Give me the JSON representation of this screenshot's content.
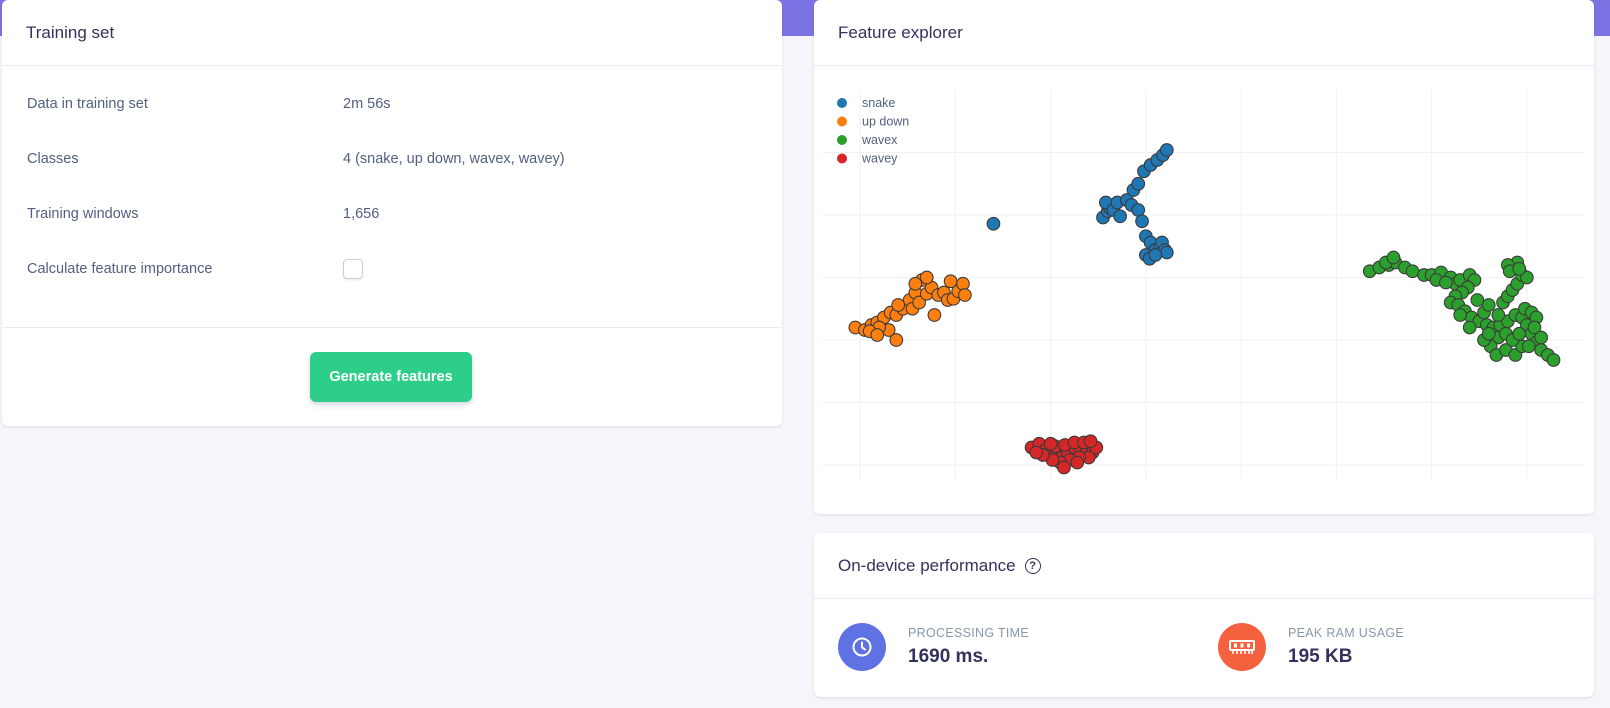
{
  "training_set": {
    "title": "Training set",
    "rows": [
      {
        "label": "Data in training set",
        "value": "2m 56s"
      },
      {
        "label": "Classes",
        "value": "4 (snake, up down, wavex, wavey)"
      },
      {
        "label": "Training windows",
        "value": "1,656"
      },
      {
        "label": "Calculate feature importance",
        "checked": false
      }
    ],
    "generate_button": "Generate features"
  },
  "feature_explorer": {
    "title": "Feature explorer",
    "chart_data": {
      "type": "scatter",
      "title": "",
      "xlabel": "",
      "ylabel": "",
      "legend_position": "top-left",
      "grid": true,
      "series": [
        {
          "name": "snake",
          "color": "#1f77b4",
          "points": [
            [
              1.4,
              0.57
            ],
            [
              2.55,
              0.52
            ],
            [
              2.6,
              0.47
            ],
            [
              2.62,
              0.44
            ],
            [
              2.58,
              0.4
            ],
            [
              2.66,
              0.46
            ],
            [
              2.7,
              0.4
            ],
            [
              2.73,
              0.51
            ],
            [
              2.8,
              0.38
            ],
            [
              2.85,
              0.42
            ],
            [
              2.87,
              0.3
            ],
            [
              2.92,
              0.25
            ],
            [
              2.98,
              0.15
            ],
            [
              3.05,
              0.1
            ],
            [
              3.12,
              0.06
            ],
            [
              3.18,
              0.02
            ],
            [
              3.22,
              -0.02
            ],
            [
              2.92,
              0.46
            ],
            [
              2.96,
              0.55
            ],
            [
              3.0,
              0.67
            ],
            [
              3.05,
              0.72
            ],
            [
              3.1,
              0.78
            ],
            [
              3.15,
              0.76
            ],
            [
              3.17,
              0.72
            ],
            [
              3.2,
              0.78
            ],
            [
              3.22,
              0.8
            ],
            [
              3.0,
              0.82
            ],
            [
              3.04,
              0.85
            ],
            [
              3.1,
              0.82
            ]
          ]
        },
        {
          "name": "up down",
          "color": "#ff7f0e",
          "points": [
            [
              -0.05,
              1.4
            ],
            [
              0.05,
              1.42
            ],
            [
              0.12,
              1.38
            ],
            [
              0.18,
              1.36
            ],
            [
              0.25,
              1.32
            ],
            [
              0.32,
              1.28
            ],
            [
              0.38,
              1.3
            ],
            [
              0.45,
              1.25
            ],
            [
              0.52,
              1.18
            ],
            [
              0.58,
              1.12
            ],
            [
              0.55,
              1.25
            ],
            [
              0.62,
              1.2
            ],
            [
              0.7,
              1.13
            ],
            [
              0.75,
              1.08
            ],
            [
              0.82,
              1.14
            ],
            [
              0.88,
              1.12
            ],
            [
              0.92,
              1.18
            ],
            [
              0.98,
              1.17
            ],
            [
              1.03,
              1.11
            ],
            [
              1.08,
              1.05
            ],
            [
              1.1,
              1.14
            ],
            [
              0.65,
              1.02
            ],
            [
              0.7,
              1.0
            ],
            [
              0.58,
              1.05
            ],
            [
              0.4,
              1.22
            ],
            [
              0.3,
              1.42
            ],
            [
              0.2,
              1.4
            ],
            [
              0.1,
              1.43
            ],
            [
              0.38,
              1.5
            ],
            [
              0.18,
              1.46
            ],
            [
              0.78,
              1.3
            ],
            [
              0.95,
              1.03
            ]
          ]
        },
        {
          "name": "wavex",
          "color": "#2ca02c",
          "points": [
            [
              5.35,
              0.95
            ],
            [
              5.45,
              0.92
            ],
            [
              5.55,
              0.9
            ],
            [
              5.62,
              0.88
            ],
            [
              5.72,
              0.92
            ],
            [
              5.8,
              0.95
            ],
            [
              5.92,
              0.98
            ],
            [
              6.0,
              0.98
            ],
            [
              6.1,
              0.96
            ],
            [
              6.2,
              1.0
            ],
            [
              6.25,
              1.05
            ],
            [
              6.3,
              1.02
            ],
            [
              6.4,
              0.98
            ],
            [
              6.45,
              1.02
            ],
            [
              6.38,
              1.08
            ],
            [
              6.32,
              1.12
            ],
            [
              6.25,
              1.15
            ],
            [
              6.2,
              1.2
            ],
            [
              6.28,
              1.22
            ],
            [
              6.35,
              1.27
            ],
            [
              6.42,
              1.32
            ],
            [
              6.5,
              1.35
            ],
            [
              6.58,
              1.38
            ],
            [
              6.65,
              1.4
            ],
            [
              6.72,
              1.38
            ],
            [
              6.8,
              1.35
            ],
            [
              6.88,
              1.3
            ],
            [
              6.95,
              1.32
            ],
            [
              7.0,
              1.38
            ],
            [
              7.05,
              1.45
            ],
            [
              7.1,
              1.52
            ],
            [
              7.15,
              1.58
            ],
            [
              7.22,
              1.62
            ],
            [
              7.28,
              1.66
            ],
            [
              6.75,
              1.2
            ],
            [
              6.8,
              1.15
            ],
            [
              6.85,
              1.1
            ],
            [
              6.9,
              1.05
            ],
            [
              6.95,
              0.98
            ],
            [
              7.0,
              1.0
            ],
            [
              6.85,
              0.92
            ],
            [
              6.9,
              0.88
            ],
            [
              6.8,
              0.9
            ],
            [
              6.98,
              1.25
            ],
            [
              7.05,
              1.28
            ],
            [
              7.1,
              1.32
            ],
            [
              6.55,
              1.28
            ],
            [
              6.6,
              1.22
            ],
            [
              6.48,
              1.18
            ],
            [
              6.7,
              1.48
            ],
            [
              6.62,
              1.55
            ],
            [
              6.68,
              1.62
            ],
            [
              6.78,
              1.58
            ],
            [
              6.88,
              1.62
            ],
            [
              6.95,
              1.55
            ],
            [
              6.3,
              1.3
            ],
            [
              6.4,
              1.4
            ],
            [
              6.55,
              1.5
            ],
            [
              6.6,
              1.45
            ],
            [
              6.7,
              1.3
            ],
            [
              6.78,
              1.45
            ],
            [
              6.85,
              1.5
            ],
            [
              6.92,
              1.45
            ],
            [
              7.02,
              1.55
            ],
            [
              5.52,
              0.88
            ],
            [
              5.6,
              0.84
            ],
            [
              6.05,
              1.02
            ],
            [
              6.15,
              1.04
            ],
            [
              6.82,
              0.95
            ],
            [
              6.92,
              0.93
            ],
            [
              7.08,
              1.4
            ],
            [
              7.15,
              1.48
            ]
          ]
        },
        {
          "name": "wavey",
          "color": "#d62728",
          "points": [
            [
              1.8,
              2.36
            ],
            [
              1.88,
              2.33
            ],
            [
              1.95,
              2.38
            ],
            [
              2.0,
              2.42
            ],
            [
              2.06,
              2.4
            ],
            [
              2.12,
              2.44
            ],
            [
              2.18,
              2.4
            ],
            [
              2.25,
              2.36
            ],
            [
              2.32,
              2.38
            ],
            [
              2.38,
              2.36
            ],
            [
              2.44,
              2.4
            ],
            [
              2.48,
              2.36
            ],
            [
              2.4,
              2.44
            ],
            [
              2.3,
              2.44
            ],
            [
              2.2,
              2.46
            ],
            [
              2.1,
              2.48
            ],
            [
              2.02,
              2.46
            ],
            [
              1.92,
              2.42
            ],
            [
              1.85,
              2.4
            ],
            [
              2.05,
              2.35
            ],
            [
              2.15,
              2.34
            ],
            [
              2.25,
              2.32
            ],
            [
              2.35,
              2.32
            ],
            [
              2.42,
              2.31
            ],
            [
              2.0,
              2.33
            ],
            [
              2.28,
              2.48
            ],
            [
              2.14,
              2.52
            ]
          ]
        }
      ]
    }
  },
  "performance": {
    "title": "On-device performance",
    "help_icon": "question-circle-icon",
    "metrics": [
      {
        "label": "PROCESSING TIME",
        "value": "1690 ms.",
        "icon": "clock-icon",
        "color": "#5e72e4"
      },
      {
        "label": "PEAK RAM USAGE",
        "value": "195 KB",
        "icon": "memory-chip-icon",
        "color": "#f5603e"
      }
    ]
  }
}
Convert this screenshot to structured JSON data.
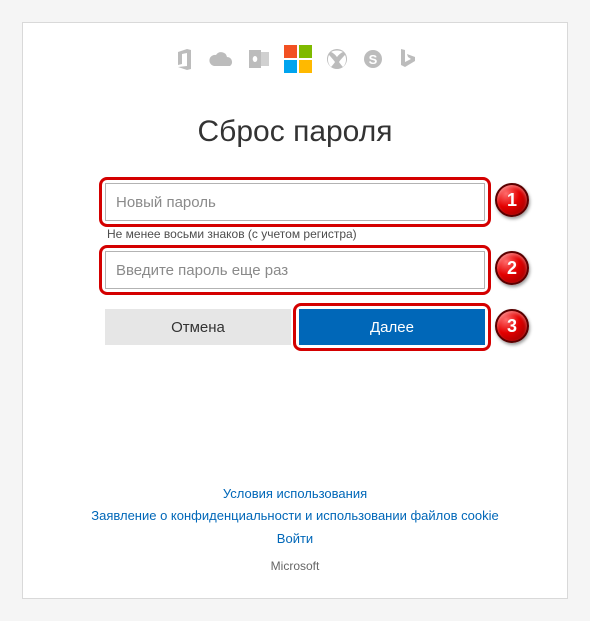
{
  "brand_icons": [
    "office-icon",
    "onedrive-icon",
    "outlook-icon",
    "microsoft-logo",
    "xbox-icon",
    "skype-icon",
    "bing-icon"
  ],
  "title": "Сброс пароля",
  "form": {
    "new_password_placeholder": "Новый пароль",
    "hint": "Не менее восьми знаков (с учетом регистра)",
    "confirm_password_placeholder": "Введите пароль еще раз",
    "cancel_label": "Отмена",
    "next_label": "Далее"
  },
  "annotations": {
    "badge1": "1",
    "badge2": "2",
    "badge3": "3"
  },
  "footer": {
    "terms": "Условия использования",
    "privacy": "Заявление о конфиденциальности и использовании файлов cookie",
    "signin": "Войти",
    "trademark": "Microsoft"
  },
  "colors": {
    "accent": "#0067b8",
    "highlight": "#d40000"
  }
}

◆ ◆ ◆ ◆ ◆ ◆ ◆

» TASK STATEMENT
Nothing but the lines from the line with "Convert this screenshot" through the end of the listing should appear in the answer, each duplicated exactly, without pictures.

» RESULT BELOW
Convert this screenshot to structured JSON data.
{
  "brand_icons": [
    "office-icon",
    "onedrive-icon",
    "outlook-icon",
    "microsoft-logo",
    "xbox-icon",
    "skype-icon",
    "bing-icon"
  ],
  "title": "Сброс пароля",
  "form": {
    "new_password_placeholder": "Новый пароль",
    "hint": "Не менее восьми знаков (с учетом регистра)",
    "confirm_password_placeholder": "Введите пароль еще раз",
    "cancel_label": "Отмена",
    "next_label": "Далее"
  },
  "annotations": {
    "badge1": "1",
    "badge2": "2",
    "badge3": "3"
  },
  "footer": {
    "terms": "Условия использования",
    "privacy": "Заявление о конфиденциальности и использовании файлов cookie",
    "signin": "Войти",
    "trademark": "Microsoft"
  },
  "colors": {
    "accent": "#0067b8",
    "highlight": "#d40000"
  }
}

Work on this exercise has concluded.